Molly Tuttle was the big bluegrass draw on Friday night at the Mural stage. She was fresh off the big win of Americana Instrumentalist of the Year. Everyone wanted to see what she was all about and she delivered a tight and confident show. Her set included John Hartford’s Gentle on My Mind, as well as traditional songs she learned from groups like The Dillards or The Johnson Mountain Boys. Her set included two numbers co-written with Sarah Siskind: The High Road and Take the Journey. She also shared Sit Back and Watch It Roll and A Million Miles, two songs that will be on her upcoming album. She also did White Freightliner Blues and Cold Rain and Snow.
Missy Raines and the New Hip gave a great show to the big crowd at the Country Mural Stage. Hers is a strong band and the crowd appreciated their brand of bluegrass.
Also delighting audiences at the Mural stage were Balsam Range, Carson Peters, and Blue Highway.
Sierra Hull’s beautiful voice and amazing musicianship were on full display over the weekend. She played and shared stories with the appreciative audience, many who have been fans of hers from the start.
The Cumberland Square Park stage hosted several fine bands. Larry Keel Experience gave an energetic and hot set of progressive bluegrass. His show was a mix of all sorts of music. “I like to mix Carter Family with Jimi Hendrix and Bill Monroe,” Keel said. “They’ve all got good points in there.” He dedicated I’m No Doctor to his mother. His set also include a great collaboration with Steve and Bryon McMurray from Acoustic Syndicate.
Acoustic Syndicate played the Cumberland stage next and they gave the crowd a fantastic, tight mix of bluegrass and Americana with some rock covers. It was a fantastic show.
The Cleverly’s held a crowd at the Cumberland Square Park despite a strong downpour. Their set combines bluegrass and humorous stories about the band’s history and adventures.
Jams and busking are a definite part of the festival. Buskers dotted State Street to lend some tunes to those shopping the vendor booths.
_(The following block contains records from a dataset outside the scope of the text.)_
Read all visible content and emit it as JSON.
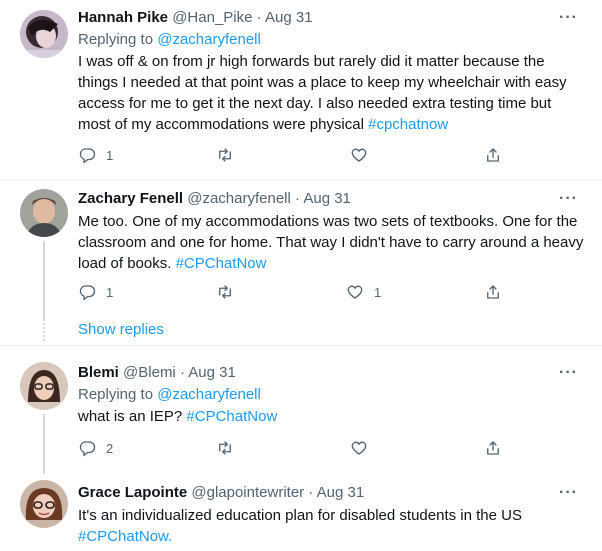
{
  "tweets": [
    {
      "name": "Hannah Pike",
      "handle": "@Han_Pike",
      "dot": "·",
      "date": "Aug 31",
      "replying_label": "Replying to",
      "replying_to": "@zacharyfenell",
      "text": "I was off & on from jr high forwards but rarely did it matter because the things I needed at that point was a place to keep my wheelchair with easy access for me to get it the next day. I also needed extra testing time but most of my accommodations were physical",
      "hashtag": "#cpchatnow",
      "reply_count": "1",
      "retweet_count": "",
      "like_count": "",
      "more": "···"
    },
    {
      "name": "Zachary Fenell",
      "handle": "@zacharyfenell",
      "dot": "·",
      "date": "Aug 31",
      "text": "Me too. One of my accommodations was two sets of textbooks. One for the classroom and one for home. That way I didn't have to carry around a heavy load of books.",
      "hashtag": "#CPChatNow",
      "reply_count": "1",
      "retweet_count": "",
      "like_count": "1",
      "more": "···"
    },
    {
      "name": "Blemi",
      "handle": "@Blemi",
      "dot": "·",
      "date": "Aug 31",
      "replying_label": "Replying to",
      "replying_to": "@zacharyfenell",
      "text": "what is an IEP?",
      "hashtag": "#CPChatNow",
      "reply_count": "2",
      "retweet_count": "",
      "like_count": "",
      "more": "···"
    },
    {
      "name": "Grace Lapointe",
      "handle": "@glapointewriter",
      "dot": "·",
      "date": "Aug 31",
      "text": "It's an individualized education plan for disabled students in the US",
      "hashtag": "#CPChatNow.",
      "more": "···"
    }
  ],
  "show_replies": "Show replies",
  "icons": [
    "reply-icon",
    "retweet-icon",
    "like-icon",
    "share-icon",
    "more-icon"
  ],
  "colors": {
    "accent": "#1d9bf0",
    "secondary": "#536471",
    "divider": "#eff3f4",
    "thread": "#cfd9de"
  }
}
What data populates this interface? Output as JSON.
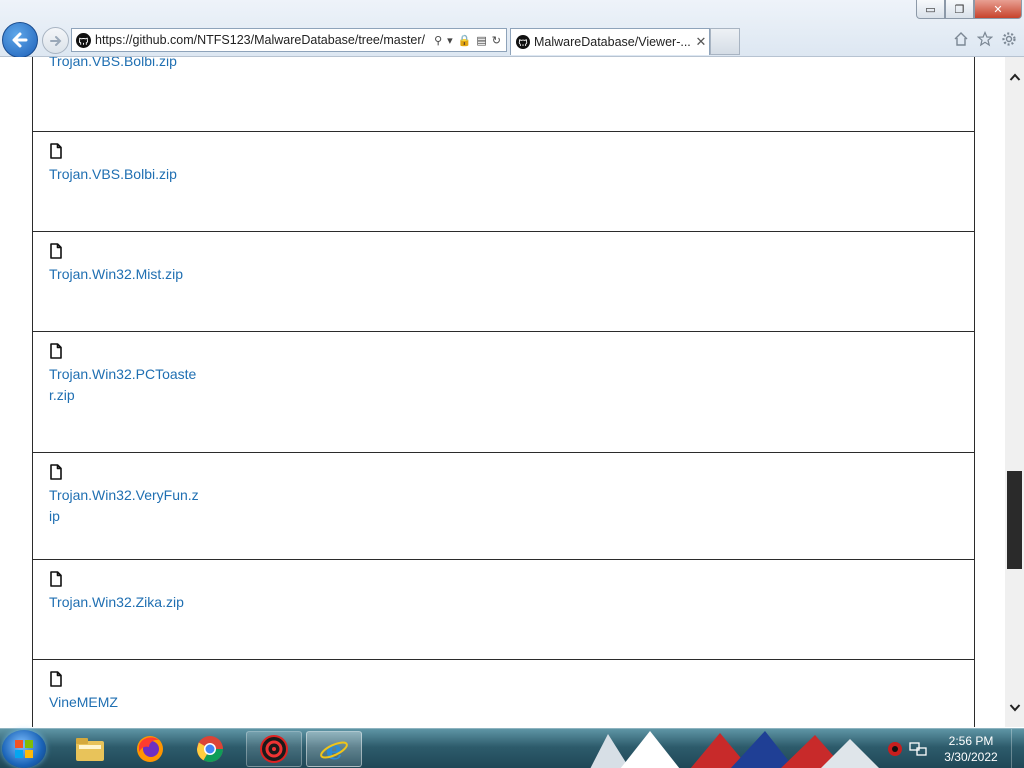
{
  "window": {
    "minimize_label": "▭",
    "restore_label": "❐",
    "close_label": "✕"
  },
  "browser": {
    "address_url": "https://github.com/NTFS123/MalwareDatabase/tree/master/",
    "tab_title": "MalwareDatabase/Viewer-...",
    "tab_close": "✕"
  },
  "files": [
    {
      "name": "Trojan.VBS.Bolbi.zip",
      "row_height": 0
    },
    {
      "name": "Trojan.VBS.Bolbi.zip"
    },
    {
      "name": "Trojan.Win32.Mist.zip"
    },
    {
      "name": "Trojan.Win32.PCToaster.zip"
    },
    {
      "name": "Trojan.Win32.VeryFun.zip"
    },
    {
      "name": "Trojan.Win32.Zika.zip"
    },
    {
      "name": "VineMEMZ"
    }
  ],
  "taskbar": {
    "apps": [
      "windows-explorer",
      "firefox",
      "chrome",
      "malware-app",
      "internet-explorer"
    ],
    "clock_time": "2:56 PM",
    "clock_date": "3/30/2022"
  },
  "colors": {
    "link": "#1f6fb2",
    "border": "#2b2b2b",
    "taskbar": "#2d5b6b"
  }
}
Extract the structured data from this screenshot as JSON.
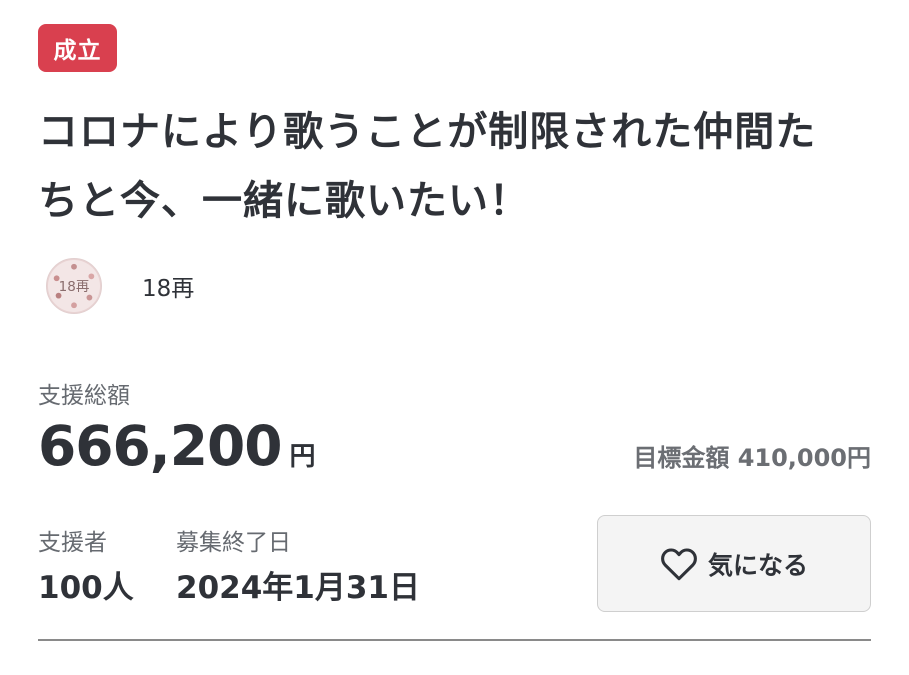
{
  "status_badge": "成立",
  "project": {
    "title": "コロナにより歌うことが制限された仲間たちと今、一緒に歌いたい！"
  },
  "owner": {
    "name": "18再",
    "avatar_text": "18再"
  },
  "funding": {
    "total_label": "支援総額",
    "total_value": "666,200",
    "total_unit": "円",
    "goal_label": "目標金額",
    "goal_value": "410,000円"
  },
  "supporters": {
    "label": "支援者",
    "value": "100人"
  },
  "end_date": {
    "label": "募集終了日",
    "value": "2024年1月31日"
  },
  "favorite_button": {
    "icon": "heart-icon",
    "label": "気になる"
  }
}
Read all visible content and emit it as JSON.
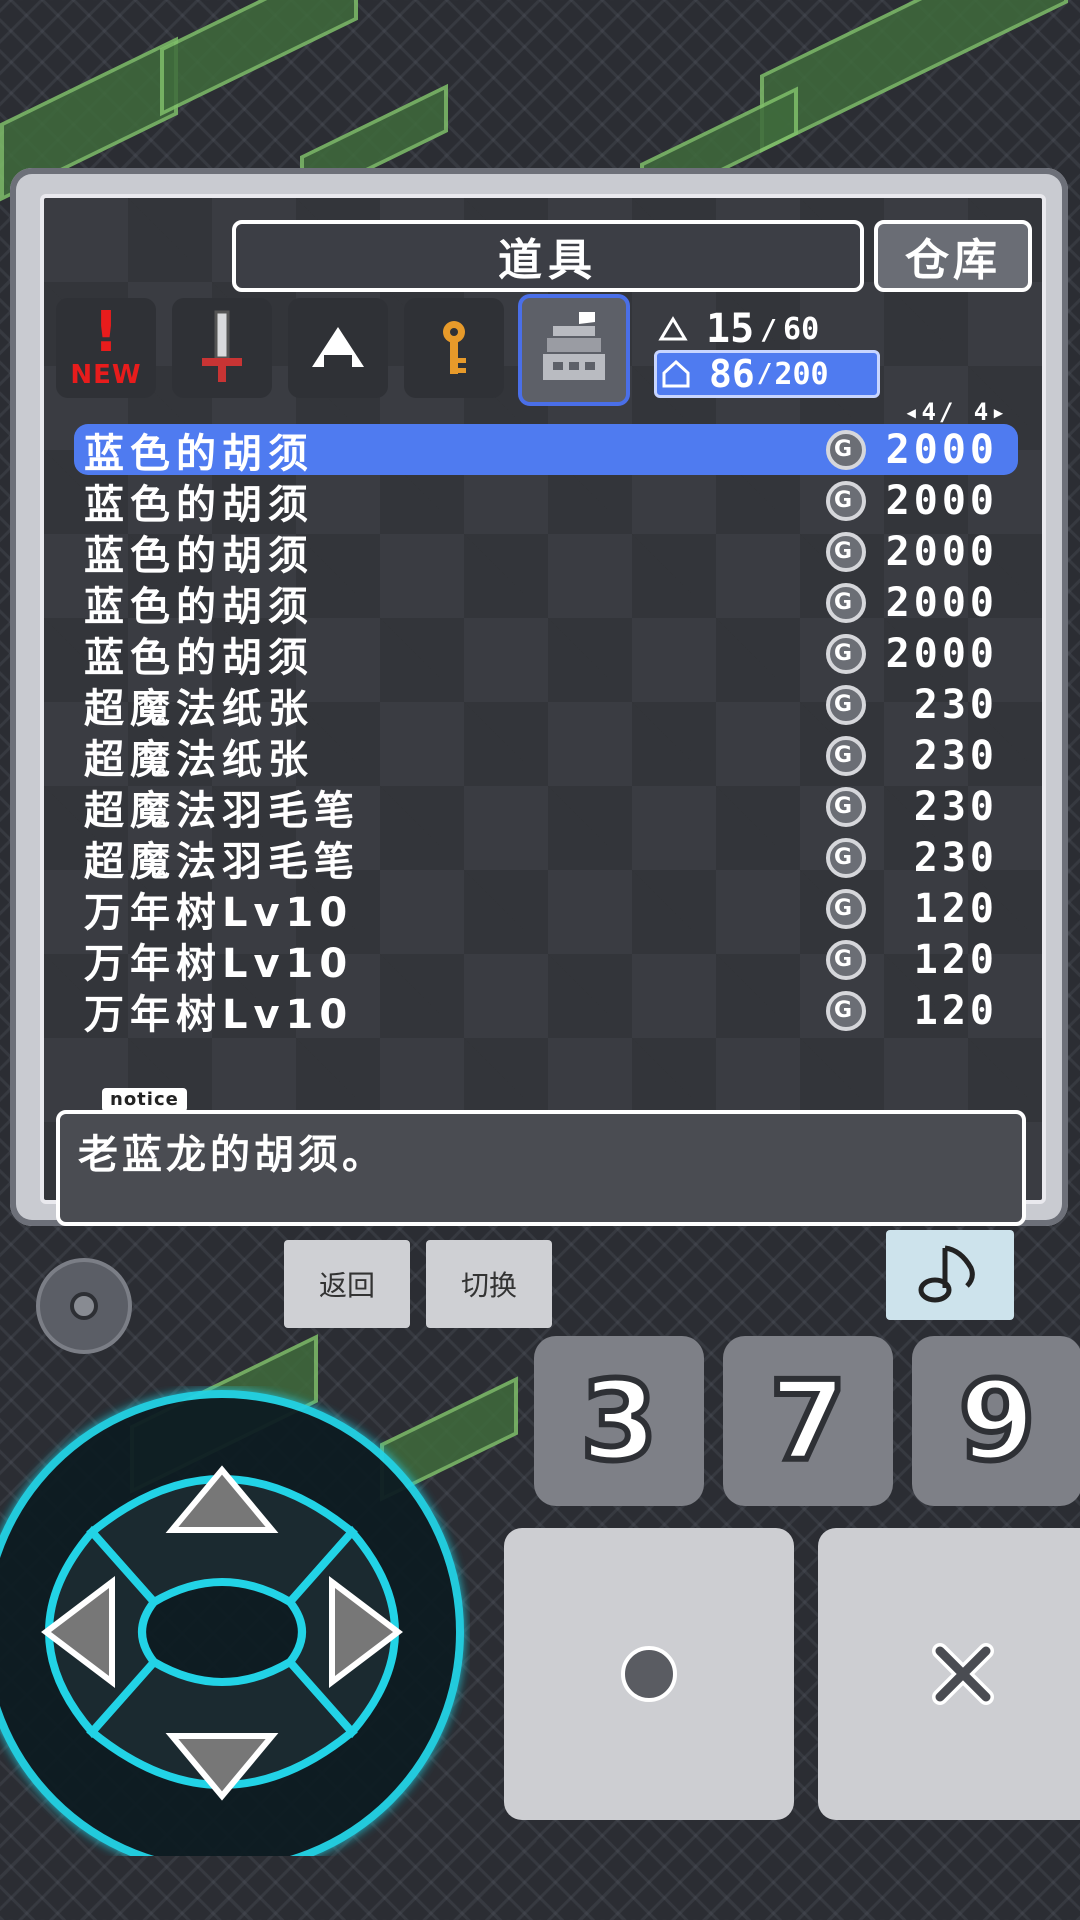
{
  "window": {
    "title": "道具",
    "warehouse_label": "仓库"
  },
  "tabs": [
    {
      "name": "new",
      "label": "NEW",
      "mark": "!"
    },
    {
      "name": "weapon"
    },
    {
      "name": "riceball"
    },
    {
      "name": "key"
    },
    {
      "name": "pot",
      "active": true
    }
  ],
  "stats": {
    "pot_count": "15",
    "pot_max": "60",
    "bag_count": "86",
    "bag_max": "200",
    "pages": "4/ 4"
  },
  "items": [
    {
      "name": "蓝色的胡须",
      "price": "2000",
      "selected": true
    },
    {
      "name": "蓝色的胡须",
      "price": "2000"
    },
    {
      "name": "蓝色的胡须",
      "price": "2000"
    },
    {
      "name": "蓝色的胡须",
      "price": "2000"
    },
    {
      "name": "蓝色的胡须",
      "price": "2000"
    },
    {
      "name": "超魔法纸张",
      "price": "230"
    },
    {
      "name": "超魔法纸张",
      "price": "230"
    },
    {
      "name": "超魔法羽毛笔",
      "price": "230"
    },
    {
      "name": "超魔法羽毛笔",
      "price": "230"
    },
    {
      "name": "万年树Lv10",
      "price": "120"
    },
    {
      "name": "万年树Lv10",
      "price": "120"
    },
    {
      "name": "万年树Lv10",
      "price": "120"
    }
  ],
  "coin_glyph": "G",
  "notice": {
    "label": "notice",
    "text": "老蓝龙的胡须。"
  },
  "controls": {
    "back_label": "返回",
    "switch_label": "切换",
    "num_buttons": [
      "3",
      "7",
      "9"
    ],
    "accent": "#22d3e6"
  }
}
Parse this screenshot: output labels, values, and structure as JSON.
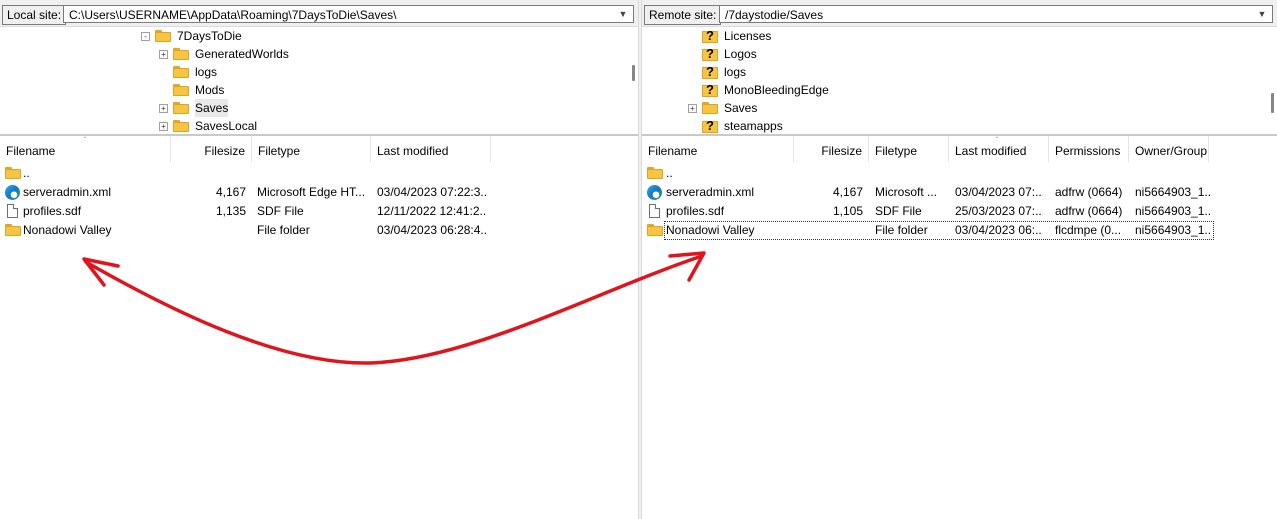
{
  "local": {
    "site_label": "Local site:",
    "path": "C:\\Users\\USERNAME\\AppData\\Roaming\\7DaysToDie\\Saves\\",
    "tree": [
      {
        "label": "7DaysToDie",
        "expander": "-",
        "icon": "folder-icon"
      },
      {
        "label": "GeneratedWorlds",
        "expander": "+",
        "icon": "folder-icon"
      },
      {
        "label": "logs",
        "expander": "",
        "icon": "folder-icon"
      },
      {
        "label": "Mods",
        "expander": "",
        "icon": "folder-icon"
      },
      {
        "label": "Saves",
        "expander": "+",
        "icon": "folder-icon",
        "selected": true
      },
      {
        "label": "SavesLocal",
        "expander": "+",
        "icon": "folder-icon"
      }
    ],
    "columns": [
      "Filename",
      "Filesize",
      "Filetype",
      "Last modified"
    ],
    "files": [
      {
        "name": "..",
        "size": "",
        "type": "",
        "modified": "",
        "icon": "folder-icon"
      },
      {
        "name": "serveradmin.xml",
        "size": "4,167",
        "type": "Microsoft Edge HT...",
        "modified": "03/04/2023 07:22:3...",
        "icon": "edge-icon"
      },
      {
        "name": "profiles.sdf",
        "size": "1,135",
        "type": "SDF File",
        "modified": "12/11/2022 12:41:2...",
        "icon": "document-icon"
      },
      {
        "name": "Nonadowi Valley",
        "size": "",
        "type": "File folder",
        "modified": "03/04/2023 06:28:4...",
        "icon": "folder-icon"
      }
    ]
  },
  "remote": {
    "site_label": "Remote site:",
    "path": "/7daystodie/Saves",
    "tree": [
      {
        "label": "Licenses",
        "expander": "",
        "icon": "unknown-folder-icon"
      },
      {
        "label": "Logos",
        "expander": "",
        "icon": "unknown-folder-icon"
      },
      {
        "label": "logs",
        "expander": "",
        "icon": "unknown-folder-icon"
      },
      {
        "label": "MonoBleedingEdge",
        "expander": "",
        "icon": "unknown-folder-icon"
      },
      {
        "label": "Saves",
        "expander": "+",
        "icon": "folder-icon"
      },
      {
        "label": "steamapps",
        "expander": "",
        "icon": "unknown-folder-icon"
      }
    ],
    "columns": [
      "Filename",
      "Filesize",
      "Filetype",
      "Last modified",
      "Permissions",
      "Owner/Group"
    ],
    "files": [
      {
        "name": "..",
        "size": "",
        "type": "",
        "modified": "",
        "permissions": "",
        "owner": "",
        "icon": "folder-icon"
      },
      {
        "name": "serveradmin.xml",
        "size": "4,167",
        "type": "Microsoft ...",
        "modified": "03/04/2023 07:...",
        "permissions": "adfrw (0664)",
        "owner": "ni5664903_1...",
        "icon": "edge-icon"
      },
      {
        "name": "profiles.sdf",
        "size": "1,105",
        "type": "SDF File",
        "modified": "25/03/2023 07:...",
        "permissions": "adfrw (0664)",
        "owner": "ni5664903_1...",
        "icon": "document-icon"
      },
      {
        "name": "Nonadowi Valley",
        "size": "",
        "type": "File folder",
        "modified": "03/04/2023 06:...",
        "permissions": "flcdmpe (0...",
        "owner": "ni5664903_1...",
        "icon": "folder-icon"
      }
    ]
  },
  "annotation": {
    "color": "#e0141c",
    "icon": "double-headed-arrow"
  }
}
Maybe it was planned that way or maybe it was the sun and humidity, but somehow the Possum Creek Playboy reunion ended up in the shade under a small bridge beside the stage. This reunion of several old time bluegrass bands was a fun and spirited jam session.
Tony Williamson is a North Carolina Heritage Award winner, one of the many awards he’s received over his long career. He shared his love of music with the fans at the Near Moore Stage. We loved the stage area which was decorated with vinyl album flowers.
The Steeldrivers headlined the Piedmont Stage on Saturday night. Fiddle player and singer Tammy Rogers is from Rogersville, Tennessee so the show was a bit of a homecoming for her. The ‘Drivers sounded strong and they has a great connection with the crowd.
Festival headliners included blues legend Taj Mahal Trio and Railroad Earth on Friday night. Saturday night’s headliners included the Marcus King Band and Old Crow Medicine Show.
Sunday was a Texas honky tonking swing kind of day with Dale Watson followed by Asleep at the Wheel, led by the amazing Ray Benson.
Rhythm and Roots is a great mix of national and local bands. It’s a fine reminder that you can find someone playing bluegrass, country, Americana, swing, blues, or something just about any night in Bristol. Many of the festival stages and venues host music all year long. Stop by sometime and check them out!
Birthplace of Country Music Museum was open to guests throughout the weekend, and Radio Bristol hosted a roundup of festival acts for the Farm and Fun Time radio broadcast.
The museum presented several screenings of the documentary, Born in Bristol: The Untold Story of the Birth of Country Music. Unfortunately, we missed that but heard from several people that it was wonderful.
Rhythm and Roots closed out with a 50th anniversary tribute to Folsom Prison Blues, hosted by the New Familiars.